Active PhD and Professional Doctorate (Research) candidates who have successfully passed their confirmation milestone (including candidates whose thesis is under submission) by the date of their first presentation are eligible to participate in 3MT competitions at all levels, including the Asia-Pacific 3MT competition. Graduates are not eligible.

Please Note: Students enrolled in any of the following programs are not eligible to enter the Asia-Pacific 3MT Competition:

  • Masters (MPhil and coursework);
  • Professional Doctorate (less than 2/3 research).

You can find more information on who can compete here.

Every researcher should know how to present a clear, concise, and engaging description of their thesis or research project. The competition will help you to:

  • Promote your research to a diverse audience
  • Clarify your argument(s)
  • Network with fellow researchers
  • Develop a pitch understandable to those outside your field, industry, private or government partners.

Griffith final

Winner: $1,500
Runner-up: $750
People's choice: $500

Group heats

Group heat first place: $500
Group heat runner-up: $250
Group heat people's choice: $250

3MT rules and judging criteria

2020 Three Minute Thesis competition rules

Comprehension and content

Engagement and communication

Former Griffith 3MT winners' presentations

View more finalists' 3MT videos at youtube.com/user/griffithdr.

2019 Griffith 3MT winner Peta Zivec

Peta Zivec won the 2019 3MT Griffith Final with her presentation: Understanding pathways of revegetating abandoned farming lands in a changing climate.

2018 Griffith 3MT winner Simone Howells

Speech Pathologist Simone Howells' research into the individual and family impacts of the swallowing condition dysphagia have led to the launch of a cookbook containing meal recipes for people living with the condition.

2017 Griffith 3MT winner Heidi Walkden

Heidi Walkden took out the grand prize at the 2017 Three Minute Thesis Griffith Final for asking: does breathing kill?

2016 Griffith 3MT winner Susan Chapman

Susan Chapman was the winner of the 2016 Griffith 3 Minute Thesis (3MT) Final, taking home $1,000 for her brilliant performance of her thesis 'Arts immersion: an exciting way forward in education.'

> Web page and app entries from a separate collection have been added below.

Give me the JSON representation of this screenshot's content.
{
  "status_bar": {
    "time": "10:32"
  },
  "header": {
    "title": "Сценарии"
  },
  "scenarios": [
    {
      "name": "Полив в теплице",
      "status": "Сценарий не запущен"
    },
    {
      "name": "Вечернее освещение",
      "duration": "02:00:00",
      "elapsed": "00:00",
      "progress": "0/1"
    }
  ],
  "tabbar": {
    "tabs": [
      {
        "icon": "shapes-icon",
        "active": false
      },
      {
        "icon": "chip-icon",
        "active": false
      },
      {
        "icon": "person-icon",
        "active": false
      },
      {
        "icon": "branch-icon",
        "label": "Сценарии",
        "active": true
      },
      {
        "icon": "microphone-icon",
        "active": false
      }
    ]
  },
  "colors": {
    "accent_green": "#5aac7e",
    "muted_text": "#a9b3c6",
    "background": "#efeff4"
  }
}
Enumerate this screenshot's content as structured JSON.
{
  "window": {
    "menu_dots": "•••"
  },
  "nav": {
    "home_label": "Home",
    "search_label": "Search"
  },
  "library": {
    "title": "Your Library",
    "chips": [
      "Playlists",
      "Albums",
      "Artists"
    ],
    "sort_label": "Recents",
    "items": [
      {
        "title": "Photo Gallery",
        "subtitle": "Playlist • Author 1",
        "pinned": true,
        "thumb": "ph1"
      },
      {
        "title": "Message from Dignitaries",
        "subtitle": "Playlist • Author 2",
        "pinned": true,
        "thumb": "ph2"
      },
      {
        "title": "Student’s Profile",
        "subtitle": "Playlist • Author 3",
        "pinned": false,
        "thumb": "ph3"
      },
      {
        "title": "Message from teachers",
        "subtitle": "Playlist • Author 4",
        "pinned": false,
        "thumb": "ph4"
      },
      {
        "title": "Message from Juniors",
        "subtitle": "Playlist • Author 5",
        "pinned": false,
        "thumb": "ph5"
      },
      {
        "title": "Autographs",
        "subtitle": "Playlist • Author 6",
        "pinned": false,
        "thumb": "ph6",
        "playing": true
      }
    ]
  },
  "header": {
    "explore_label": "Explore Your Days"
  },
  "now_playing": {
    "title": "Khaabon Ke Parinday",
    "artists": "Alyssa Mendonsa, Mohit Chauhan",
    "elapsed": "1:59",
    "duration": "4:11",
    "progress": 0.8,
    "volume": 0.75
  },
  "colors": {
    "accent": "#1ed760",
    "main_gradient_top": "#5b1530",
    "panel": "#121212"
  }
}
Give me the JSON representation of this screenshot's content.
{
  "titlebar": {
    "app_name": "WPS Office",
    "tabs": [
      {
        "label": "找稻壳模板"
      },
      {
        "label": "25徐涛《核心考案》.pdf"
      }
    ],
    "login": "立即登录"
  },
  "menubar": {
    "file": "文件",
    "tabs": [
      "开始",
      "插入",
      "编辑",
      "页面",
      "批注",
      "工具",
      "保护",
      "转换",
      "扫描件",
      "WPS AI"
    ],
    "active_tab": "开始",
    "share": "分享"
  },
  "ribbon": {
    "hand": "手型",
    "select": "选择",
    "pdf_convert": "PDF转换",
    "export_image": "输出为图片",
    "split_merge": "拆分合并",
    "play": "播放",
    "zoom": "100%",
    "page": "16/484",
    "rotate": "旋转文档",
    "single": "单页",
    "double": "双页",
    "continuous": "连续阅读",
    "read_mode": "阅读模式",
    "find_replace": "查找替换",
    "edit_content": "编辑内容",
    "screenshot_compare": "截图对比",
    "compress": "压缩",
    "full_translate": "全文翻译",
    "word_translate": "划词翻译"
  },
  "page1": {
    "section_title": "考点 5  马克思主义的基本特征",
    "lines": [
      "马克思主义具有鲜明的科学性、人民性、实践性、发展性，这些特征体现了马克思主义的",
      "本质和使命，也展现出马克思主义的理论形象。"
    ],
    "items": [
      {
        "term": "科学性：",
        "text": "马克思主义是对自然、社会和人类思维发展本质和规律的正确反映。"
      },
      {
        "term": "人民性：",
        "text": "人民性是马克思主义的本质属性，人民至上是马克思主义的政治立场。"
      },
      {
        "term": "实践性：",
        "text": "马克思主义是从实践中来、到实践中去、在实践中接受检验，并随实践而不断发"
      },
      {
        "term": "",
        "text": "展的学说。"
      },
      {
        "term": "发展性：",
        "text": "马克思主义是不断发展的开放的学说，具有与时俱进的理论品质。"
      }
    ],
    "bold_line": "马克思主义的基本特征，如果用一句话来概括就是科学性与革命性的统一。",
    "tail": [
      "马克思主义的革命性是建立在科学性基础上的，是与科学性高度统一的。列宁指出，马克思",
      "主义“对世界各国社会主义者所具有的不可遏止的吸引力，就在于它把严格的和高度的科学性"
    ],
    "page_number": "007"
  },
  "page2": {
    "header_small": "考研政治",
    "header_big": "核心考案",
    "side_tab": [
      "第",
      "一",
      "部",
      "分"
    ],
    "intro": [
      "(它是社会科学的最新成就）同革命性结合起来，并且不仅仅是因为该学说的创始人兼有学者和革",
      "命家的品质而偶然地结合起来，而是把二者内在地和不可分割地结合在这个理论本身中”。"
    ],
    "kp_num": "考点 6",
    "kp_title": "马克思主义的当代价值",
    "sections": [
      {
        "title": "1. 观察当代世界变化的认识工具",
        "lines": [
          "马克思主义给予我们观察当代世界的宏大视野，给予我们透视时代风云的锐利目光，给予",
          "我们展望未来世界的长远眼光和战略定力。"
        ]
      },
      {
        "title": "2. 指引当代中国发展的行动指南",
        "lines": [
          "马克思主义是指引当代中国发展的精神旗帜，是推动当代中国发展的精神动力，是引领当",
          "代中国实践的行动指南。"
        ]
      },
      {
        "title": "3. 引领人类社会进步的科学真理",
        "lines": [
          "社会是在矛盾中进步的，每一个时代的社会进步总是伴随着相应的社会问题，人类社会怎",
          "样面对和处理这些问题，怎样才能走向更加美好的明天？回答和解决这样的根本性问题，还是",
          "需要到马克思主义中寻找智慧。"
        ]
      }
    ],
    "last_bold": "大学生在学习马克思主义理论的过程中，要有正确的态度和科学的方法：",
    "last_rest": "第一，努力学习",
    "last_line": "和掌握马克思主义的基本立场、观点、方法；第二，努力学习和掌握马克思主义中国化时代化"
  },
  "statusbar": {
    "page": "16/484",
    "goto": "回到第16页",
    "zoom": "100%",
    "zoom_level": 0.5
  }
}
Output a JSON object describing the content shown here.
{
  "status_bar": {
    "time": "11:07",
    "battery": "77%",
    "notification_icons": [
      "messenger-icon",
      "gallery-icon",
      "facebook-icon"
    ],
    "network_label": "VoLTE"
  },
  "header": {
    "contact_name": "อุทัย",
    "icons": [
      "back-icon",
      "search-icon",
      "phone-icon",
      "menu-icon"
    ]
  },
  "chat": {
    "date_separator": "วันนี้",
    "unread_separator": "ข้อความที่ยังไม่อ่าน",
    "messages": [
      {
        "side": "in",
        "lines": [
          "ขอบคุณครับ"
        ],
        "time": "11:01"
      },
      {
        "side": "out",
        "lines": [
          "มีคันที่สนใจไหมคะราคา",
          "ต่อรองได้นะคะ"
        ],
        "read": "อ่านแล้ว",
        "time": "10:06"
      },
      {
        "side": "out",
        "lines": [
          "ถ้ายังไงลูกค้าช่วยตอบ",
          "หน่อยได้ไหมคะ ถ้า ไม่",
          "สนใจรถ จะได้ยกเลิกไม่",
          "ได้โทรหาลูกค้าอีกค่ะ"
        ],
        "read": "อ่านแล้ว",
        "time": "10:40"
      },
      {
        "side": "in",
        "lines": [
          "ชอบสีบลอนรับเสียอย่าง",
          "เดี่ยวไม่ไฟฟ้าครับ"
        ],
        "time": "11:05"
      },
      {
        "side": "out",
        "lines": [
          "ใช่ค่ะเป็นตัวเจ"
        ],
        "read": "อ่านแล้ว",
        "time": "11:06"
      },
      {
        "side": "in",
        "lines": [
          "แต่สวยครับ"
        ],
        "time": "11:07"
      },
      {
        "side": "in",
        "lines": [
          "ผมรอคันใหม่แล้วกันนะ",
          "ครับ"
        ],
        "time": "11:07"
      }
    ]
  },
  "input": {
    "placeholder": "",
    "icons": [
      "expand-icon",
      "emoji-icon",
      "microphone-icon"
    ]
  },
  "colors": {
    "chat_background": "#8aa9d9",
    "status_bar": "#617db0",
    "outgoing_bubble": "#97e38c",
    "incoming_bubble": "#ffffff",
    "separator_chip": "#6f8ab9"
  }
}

2015 Griffith 3MT winner Courtney Williams

Griffith's 2015 winner Courtney Williams shares her experience with competing in the 3MT and how it has benefited her as an early career researcher. Her winning presentation was titled 'Prescribing music for surgery'.

2014 Griffith 3MT winner Leah Coutts

Winner of the 2014 Griffith final and top 10 national finalist of the Three Minute Thesis competition, Leah was a PhD Candidate at the Queensland Conservatorium. Her presentation was titled 'I should be able to play already!'.

3MT Training

You may have given other presentations about your research, perhaps a confirmation seminar, a mid-candidature review, or maybe even some conference presentations. The 3MT is very different from these. In fact many of the things you learned for these presentations you may need to unlearn for 3MT . To assist you in preparing for the 3MT competition, GGRS presented a 3MT preparation webinar on 18 June 2020. To view the recorded webinar, visit the HDR Professional Development organisation (on Learning@Griffith) or click below to request a direct link.

How to film and edit your 3MT video

Simple, practical advice on filming and editing your 3MT video submission.

Filming your 3MT

This training video will take you through the main things to consider when filming your 3MT presentation: lighting, sound and background.

Editing your 3MT

This training video will take you through the basics to edit together your 3MT video submission.